your event is live!
I’m Live!

6. Test your streams!

Your streams are now ready to be streamed anywhere in the world : ). Prepare to be a star! You can immediately test them (before embedding them in your web site) by playing the URL given in the publishing point.

You can test that your stream is live by going to this online video player, and copy/paste the stream URL to immediately start playing your stream!

Test your streams in Quortex I/O
Play in dash.js

Tadamm ! You can now watch your stream on the web!

Test of live streaming on mobile
Live in a test player

7. Embed your streams on your web site

OK! The last part is to actually publish this video in your website. If you have Web developers in your team, this should be a no-brainer. We even have online help articles explaining it in detail.

What you have to do is basically embed a few lines of code in your web site. If you are using WordPress, Wix or any other CMS, this is done by inserting “Custom HTML” code. Literally, you can just copy paste the lines of codes in our Help Center articles, just replacing the “manifestUri’ in the sample code below. Don’t panic if you don’t feel OK to deal with that, we can help!

    <script src="" integrity="sha512-9SpI4t+0FNlrOTC/bkahpYAV5gNXALQBZXk0zew1HQ9Am5iugZ7dgbIvNhL01GkyY+xDkdMagOAQizXUa2y/gQ==" crossorigin="anonymous" referrerpolicy="no-referrer"></script>
    <!-- Your application source: -->
      const manifestUri =

      function initApp() {

        if (shaka.Player.isBrowserSupported()) {
        } else {
          console.error('Browser not supported!');

      async function initPlayer() {
        const video = document.getElementById('video');
        const player = new shaka.Player(video);

        window.player = player;
        player.addEventListener('error', onErrorEvent);

        try {
          await player.load(manifestUri);
          console.log('The video has now been loaded!');
        } catch (e) {

      function onErrorEvent(event) {

      function onError(error) {
        console.error('Error code', error.code, 'object', error);

      document.addEventListener('DOMContentLoaded', initApp);

8. You’re all set!

That’s it. The floor is now yours. We have a full support team to help you with all this if you end up being scared after this article. Don’t be shy, reach out to us!

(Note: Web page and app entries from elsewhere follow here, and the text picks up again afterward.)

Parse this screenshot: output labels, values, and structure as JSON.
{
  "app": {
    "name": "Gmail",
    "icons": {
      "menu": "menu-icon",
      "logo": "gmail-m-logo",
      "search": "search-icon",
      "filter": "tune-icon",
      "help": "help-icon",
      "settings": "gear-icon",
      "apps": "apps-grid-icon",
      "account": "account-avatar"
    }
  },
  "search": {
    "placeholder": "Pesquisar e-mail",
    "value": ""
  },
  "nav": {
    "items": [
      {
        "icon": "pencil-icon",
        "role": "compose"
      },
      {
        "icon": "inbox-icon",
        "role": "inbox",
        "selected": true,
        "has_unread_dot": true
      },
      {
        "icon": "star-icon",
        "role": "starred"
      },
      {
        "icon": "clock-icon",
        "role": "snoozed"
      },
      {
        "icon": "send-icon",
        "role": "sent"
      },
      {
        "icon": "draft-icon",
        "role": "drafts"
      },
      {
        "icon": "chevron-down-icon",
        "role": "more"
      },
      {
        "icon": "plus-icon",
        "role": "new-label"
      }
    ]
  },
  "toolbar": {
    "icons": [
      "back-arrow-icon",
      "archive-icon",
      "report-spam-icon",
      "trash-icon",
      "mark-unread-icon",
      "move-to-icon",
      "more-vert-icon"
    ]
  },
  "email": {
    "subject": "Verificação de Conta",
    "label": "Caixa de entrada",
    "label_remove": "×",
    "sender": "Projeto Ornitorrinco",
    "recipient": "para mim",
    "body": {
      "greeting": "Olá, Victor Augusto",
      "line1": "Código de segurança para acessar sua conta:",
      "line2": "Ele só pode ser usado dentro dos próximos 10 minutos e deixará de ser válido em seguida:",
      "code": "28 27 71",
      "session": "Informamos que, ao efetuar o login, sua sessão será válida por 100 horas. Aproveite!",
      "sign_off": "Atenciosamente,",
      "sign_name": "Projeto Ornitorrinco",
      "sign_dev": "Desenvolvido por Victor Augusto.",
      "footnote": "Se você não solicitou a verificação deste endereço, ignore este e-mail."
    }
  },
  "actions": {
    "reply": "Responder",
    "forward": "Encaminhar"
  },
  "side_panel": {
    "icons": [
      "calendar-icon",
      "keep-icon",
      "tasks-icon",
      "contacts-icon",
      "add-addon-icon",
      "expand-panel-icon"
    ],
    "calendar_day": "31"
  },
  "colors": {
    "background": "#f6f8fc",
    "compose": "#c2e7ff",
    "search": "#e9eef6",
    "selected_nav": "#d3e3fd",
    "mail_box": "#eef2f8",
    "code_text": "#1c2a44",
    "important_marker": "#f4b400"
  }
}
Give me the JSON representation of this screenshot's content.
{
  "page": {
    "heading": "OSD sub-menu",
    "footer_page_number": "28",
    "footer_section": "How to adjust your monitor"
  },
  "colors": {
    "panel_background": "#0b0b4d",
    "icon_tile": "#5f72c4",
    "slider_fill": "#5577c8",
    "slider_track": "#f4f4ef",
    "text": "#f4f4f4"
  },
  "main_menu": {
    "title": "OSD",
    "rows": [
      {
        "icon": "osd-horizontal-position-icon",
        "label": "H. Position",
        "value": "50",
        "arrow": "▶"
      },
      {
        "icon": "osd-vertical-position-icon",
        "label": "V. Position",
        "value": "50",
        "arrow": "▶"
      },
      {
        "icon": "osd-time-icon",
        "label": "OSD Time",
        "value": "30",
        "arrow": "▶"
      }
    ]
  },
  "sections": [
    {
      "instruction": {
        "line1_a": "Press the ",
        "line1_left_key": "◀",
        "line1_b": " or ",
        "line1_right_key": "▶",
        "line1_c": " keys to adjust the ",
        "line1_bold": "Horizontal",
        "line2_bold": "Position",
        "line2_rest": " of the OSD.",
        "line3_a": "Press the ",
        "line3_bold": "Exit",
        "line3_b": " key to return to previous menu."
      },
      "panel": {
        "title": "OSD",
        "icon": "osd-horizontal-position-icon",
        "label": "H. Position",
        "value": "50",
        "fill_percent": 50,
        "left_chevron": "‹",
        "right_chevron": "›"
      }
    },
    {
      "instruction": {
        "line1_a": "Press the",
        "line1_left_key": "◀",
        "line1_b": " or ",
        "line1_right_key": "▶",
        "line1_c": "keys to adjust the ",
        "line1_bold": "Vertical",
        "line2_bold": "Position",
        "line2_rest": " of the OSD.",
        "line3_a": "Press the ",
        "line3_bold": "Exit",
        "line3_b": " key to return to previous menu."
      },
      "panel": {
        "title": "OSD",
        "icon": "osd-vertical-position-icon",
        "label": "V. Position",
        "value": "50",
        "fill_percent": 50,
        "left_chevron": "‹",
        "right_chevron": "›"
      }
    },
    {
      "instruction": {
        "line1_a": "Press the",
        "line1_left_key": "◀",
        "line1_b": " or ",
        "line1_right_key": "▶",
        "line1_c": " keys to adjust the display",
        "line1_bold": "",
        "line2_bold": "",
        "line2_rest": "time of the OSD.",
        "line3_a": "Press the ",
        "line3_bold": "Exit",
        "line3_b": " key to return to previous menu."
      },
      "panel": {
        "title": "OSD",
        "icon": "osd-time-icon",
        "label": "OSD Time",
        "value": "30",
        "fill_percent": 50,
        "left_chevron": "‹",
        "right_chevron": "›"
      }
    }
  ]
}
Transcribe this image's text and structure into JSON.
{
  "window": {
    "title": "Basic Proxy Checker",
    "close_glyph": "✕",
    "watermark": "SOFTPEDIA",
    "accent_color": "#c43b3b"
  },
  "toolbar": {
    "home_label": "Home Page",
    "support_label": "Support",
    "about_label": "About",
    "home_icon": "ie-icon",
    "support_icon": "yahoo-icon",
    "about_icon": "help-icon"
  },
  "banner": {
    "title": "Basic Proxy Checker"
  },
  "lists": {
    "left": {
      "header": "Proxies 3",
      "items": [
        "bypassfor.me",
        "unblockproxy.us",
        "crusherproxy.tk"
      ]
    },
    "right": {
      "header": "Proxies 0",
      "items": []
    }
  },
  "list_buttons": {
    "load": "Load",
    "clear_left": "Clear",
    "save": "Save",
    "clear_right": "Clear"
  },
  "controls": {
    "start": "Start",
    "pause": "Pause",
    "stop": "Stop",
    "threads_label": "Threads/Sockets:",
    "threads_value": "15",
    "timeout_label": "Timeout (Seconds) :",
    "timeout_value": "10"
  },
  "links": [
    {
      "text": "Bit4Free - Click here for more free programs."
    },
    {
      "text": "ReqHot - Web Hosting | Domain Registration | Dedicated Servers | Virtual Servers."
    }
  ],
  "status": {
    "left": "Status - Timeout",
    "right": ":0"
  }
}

Société par actions simplifiée au capital de 101.242€
1137A Avenue des Champs Blancs
35510 Cesson Sévigné
RCS Rennes 842 176 141

Publication Director: Marc Baillavoine